(Stored dataset items)
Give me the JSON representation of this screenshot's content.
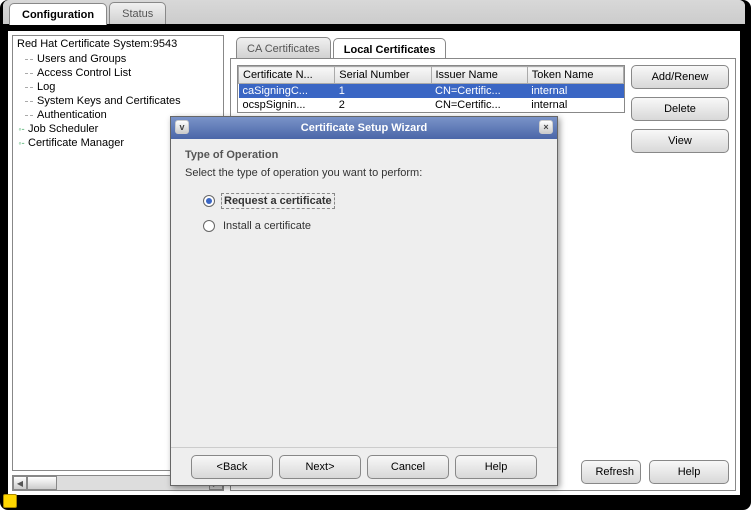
{
  "top_tabs": {
    "configuration": "Configuration",
    "status": "Status"
  },
  "tree": {
    "root": "Red Hat Certificate System:9543",
    "items": [
      "Users and Groups",
      "Access Control List",
      "Log",
      "System Keys and Certificates",
      "Authentication"
    ],
    "job_scheduler": "Job Scheduler",
    "cert_manager": "Certificate Manager"
  },
  "sub_tabs": {
    "ca": "CA Certificates",
    "local": "Local Certificates"
  },
  "table": {
    "headers": [
      "Certificate N...",
      "Serial Number",
      "Issuer Name",
      "Token Name"
    ],
    "rows": [
      [
        "caSigningC...",
        "1",
        "CN=Certific...",
        "internal"
      ],
      [
        "ocspSignin...",
        "2",
        "CN=Certific...",
        "internal"
      ]
    ]
  },
  "buttons": {
    "add_renew": "Add/Renew",
    "delete": "Delete",
    "view": "View",
    "refresh": "Refresh",
    "help": "Help"
  },
  "dialog": {
    "title": "Certificate Setup Wizard",
    "heading": "Type of Operation",
    "subtext": "Select the type of operation you want to perform:",
    "option_request": "Request a certificate",
    "option_install": "Install a certificate",
    "footer": {
      "back": "<Back",
      "next": "Next>",
      "cancel": "Cancel",
      "help": "Help"
    }
  }
}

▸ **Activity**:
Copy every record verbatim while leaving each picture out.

▸ **Written response**:
Give me the JSON representation of this screenshot's content.
{
  "top_tabs": {
    "configuration": "Configuration",
    "status": "Status"
  },
  "tree": {
    "root": "Red Hat Certificate System:9543",
    "items": [
      "Users and Groups",
      "Access Control List",
      "Log",
      "System Keys and Certificates",
      "Authentication"
    ],
    "job_scheduler": "Job Scheduler",
    "cert_manager": "Certificate Manager"
  },
  "sub_tabs": {
    "ca": "CA Certificates",
    "local": "Local Certificates"
  },
  "table": {
    "headers": [
      "Certificate N...",
      "Serial Number",
      "Issuer Name",
      "Token Name"
    ],
    "rows": [
      [
        "caSigningC...",
        "1",
        "CN=Certific...",
        "internal"
      ],
      [
        "ocspSignin...",
        "2",
        "CN=Certific...",
        "internal"
      ]
    ]
  },
  "buttons": {
    "add_renew": "Add/Renew",
    "delete": "Delete",
    "view": "View",
    "refresh": "Refresh",
    "help": "Help"
  },
  "dialog": {
    "title": "Certificate Setup Wizard",
    "heading": "Type of Operation",
    "subtext": "Select the type of operation you want to perform:",
    "option_request": "Request a certificate",
    "option_install": "Install a certificate",
    "footer": {
      "back": "<Back",
      "next": "Next>",
      "cancel": "Cancel",
      "help": "Help"
    }
  }
}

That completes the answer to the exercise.